According to reports, lawyers Christopher Ayieko and Emily Osiemo filed a petition at the East African Court of Justice, demanding that the trade deal between the two countries be declared illegal, null and void.
Kenya and the US are expected to strike a bilateral trade agreement involving imports and exports between the two countries, cutting across all sectors of the economy.
The duo argued that the Kenya-US trade agreement violated the East African Community (EAC) Treaty and its regulations.
“That Kenya, without due regard to the provisions of the EAC Treaty and the protocols for the establishment of the Customs Union and Common Market Protocol, to which it is a party, entered into, negotiated and/or expressed intention to negotiate a bilateral Free Trade Agreement with the United States of America in total violation of the Treaty and the protocols,” the petition read in part.
Ayieko and Osiemo further petitioned the EA court and asked that Kenya be blocked from importing wheat from regions in the US namely Idaho, Oregon and Washington.
The Trump administration, on Tuesday, March 17th made public its plans to strike a comprehensive trade deal with Kenya.
US Trade Representative, Robert Lighthizer, stated that America had identified its trade negotiations with Kenya along with Britain as the country's top priorities for the year.

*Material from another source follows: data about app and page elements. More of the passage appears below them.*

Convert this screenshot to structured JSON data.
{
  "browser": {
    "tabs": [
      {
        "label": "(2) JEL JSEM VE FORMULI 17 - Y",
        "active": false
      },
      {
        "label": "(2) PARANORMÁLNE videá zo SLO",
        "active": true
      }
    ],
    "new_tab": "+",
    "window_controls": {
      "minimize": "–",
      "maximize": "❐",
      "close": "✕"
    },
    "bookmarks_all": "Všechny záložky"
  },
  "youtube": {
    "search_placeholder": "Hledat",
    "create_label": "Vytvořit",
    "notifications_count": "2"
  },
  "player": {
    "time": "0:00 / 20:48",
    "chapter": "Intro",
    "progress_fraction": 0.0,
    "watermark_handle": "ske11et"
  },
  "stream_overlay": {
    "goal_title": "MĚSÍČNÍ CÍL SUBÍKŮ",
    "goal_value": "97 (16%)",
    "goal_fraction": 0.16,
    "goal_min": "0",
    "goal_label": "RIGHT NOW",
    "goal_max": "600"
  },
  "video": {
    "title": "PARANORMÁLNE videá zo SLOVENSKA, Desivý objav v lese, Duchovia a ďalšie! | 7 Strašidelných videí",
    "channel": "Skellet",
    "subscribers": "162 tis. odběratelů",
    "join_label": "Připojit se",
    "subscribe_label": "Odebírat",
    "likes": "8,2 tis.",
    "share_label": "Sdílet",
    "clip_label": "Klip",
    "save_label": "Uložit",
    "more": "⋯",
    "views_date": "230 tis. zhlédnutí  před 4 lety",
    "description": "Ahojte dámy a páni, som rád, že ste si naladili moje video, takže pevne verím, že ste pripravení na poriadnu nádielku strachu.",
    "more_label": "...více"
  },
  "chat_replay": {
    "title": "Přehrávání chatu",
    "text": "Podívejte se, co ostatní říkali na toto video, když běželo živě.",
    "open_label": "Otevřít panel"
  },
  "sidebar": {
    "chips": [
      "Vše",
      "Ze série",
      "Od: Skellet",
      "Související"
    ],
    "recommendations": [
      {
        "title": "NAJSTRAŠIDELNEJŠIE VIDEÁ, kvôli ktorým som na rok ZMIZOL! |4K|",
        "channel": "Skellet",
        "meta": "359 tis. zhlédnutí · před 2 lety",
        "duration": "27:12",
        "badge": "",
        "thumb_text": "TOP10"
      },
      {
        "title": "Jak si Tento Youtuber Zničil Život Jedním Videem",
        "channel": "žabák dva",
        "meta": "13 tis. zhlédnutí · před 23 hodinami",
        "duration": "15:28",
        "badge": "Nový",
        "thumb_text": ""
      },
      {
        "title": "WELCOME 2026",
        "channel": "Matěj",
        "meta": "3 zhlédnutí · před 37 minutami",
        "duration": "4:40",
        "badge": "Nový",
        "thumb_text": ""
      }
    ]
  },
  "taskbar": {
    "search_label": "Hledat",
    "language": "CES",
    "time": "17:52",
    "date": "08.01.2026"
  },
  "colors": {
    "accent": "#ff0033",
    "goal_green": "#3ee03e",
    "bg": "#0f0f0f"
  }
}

The US Government issued a directive to the Federal Register, which would also call for public participation within the next 30 days.
Objectives of the negotiations will also be published a month prior to the start of the official negotiations.
In light of the legality of the trade, leaders from across Africa, in 2018, agreed that no country was to negotiate bilateral free trade deals with third parties outside a continental bloc.
Therefore, Kenya as a member of the EAC shares one custom territory with the rest of the members, which as a result, makes unilateral agreements tougher to strike.
The Kenyan DAILY POST